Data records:
▼

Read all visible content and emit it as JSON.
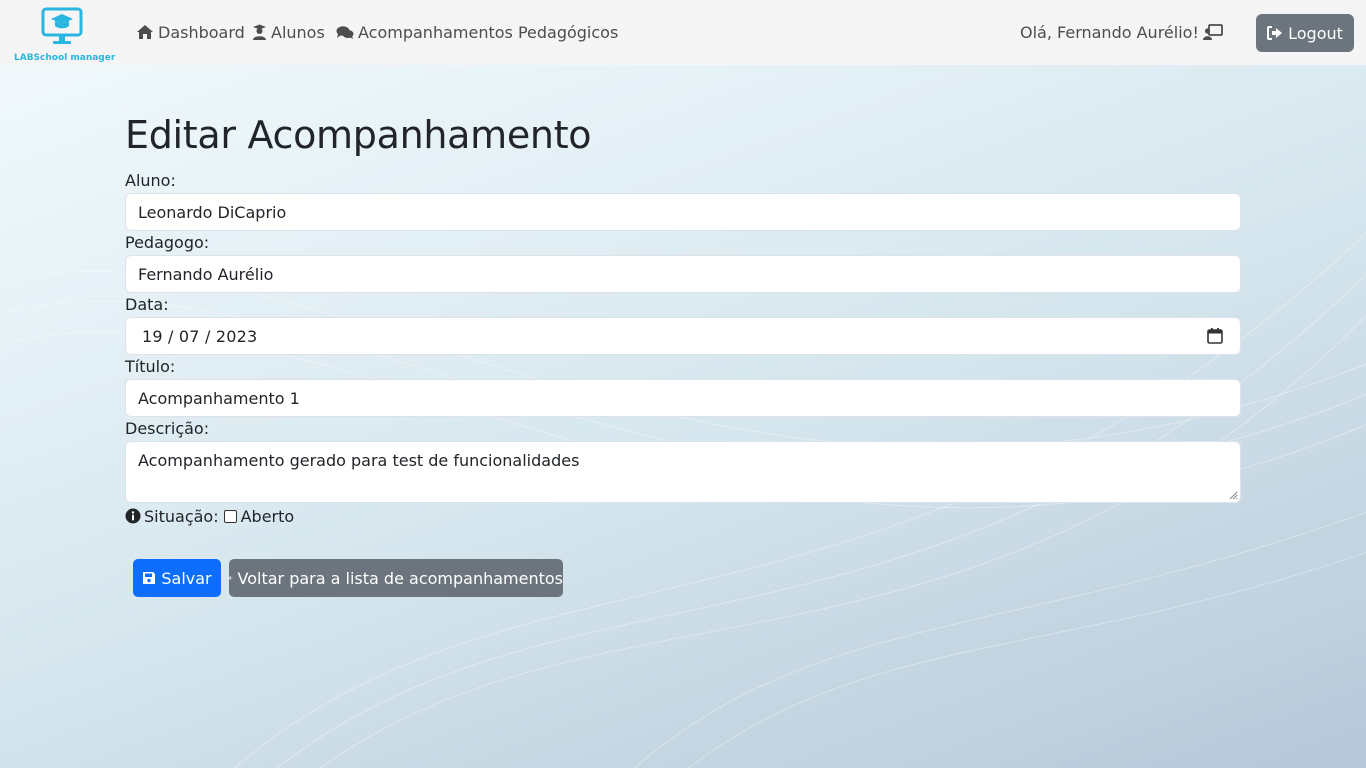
{
  "brand": {
    "name": "LABSchool manager"
  },
  "nav": {
    "dashboard": "Dashboard",
    "alunos": "Alunos",
    "acompanhamentos": "Acompanhamentos Pedagógicos"
  },
  "user": {
    "greeting": "Olá, Fernando Aurélio!",
    "logout_label": "Logout"
  },
  "form": {
    "title": "Editar Acompanhamento",
    "aluno_label": "Aluno:",
    "aluno_value": "Leonardo DiCaprio",
    "pedagogo_label": "Pedagogo:",
    "pedagogo_value": "Fernando Aurélio",
    "data_label": "Data:",
    "data_value": "19 / 07 / 2023",
    "titulo_label": "Título:",
    "titulo_value": "Acompanhamento 1",
    "descricao_label": "Descrição:",
    "descricao_value": "Acompanhamento gerado para test de funcionalidades",
    "situacao_label": "Situação:",
    "situacao_option": "Aberto",
    "situacao_checked": false
  },
  "actions": {
    "save_label": "Salvar",
    "back_label": "Voltar para a lista de acompanhamentos"
  },
  "colors": {
    "primary": "#0d6efd",
    "secondary": "#6c757d",
    "brand": "#29b6e0",
    "navbar_bg": "#f5f5f5"
  },
  "icons": {
    "brand": "laptop-graduation-cap-icon",
    "dashboard": "house-icon",
    "alunos": "user-graduate-icon",
    "acompanhamentos": "comments-icon",
    "greeting": "chalkboard-user-icon",
    "logout": "sign-out-icon",
    "calendar": "calendar-icon",
    "situacao": "info-circle-icon",
    "save": "floppy-disk-icon",
    "back": "arrow-left-icon"
  }
}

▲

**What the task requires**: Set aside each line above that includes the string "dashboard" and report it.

**Response below**:
    "dashboard": "Dashboard",
    "dashboard": "house-icon",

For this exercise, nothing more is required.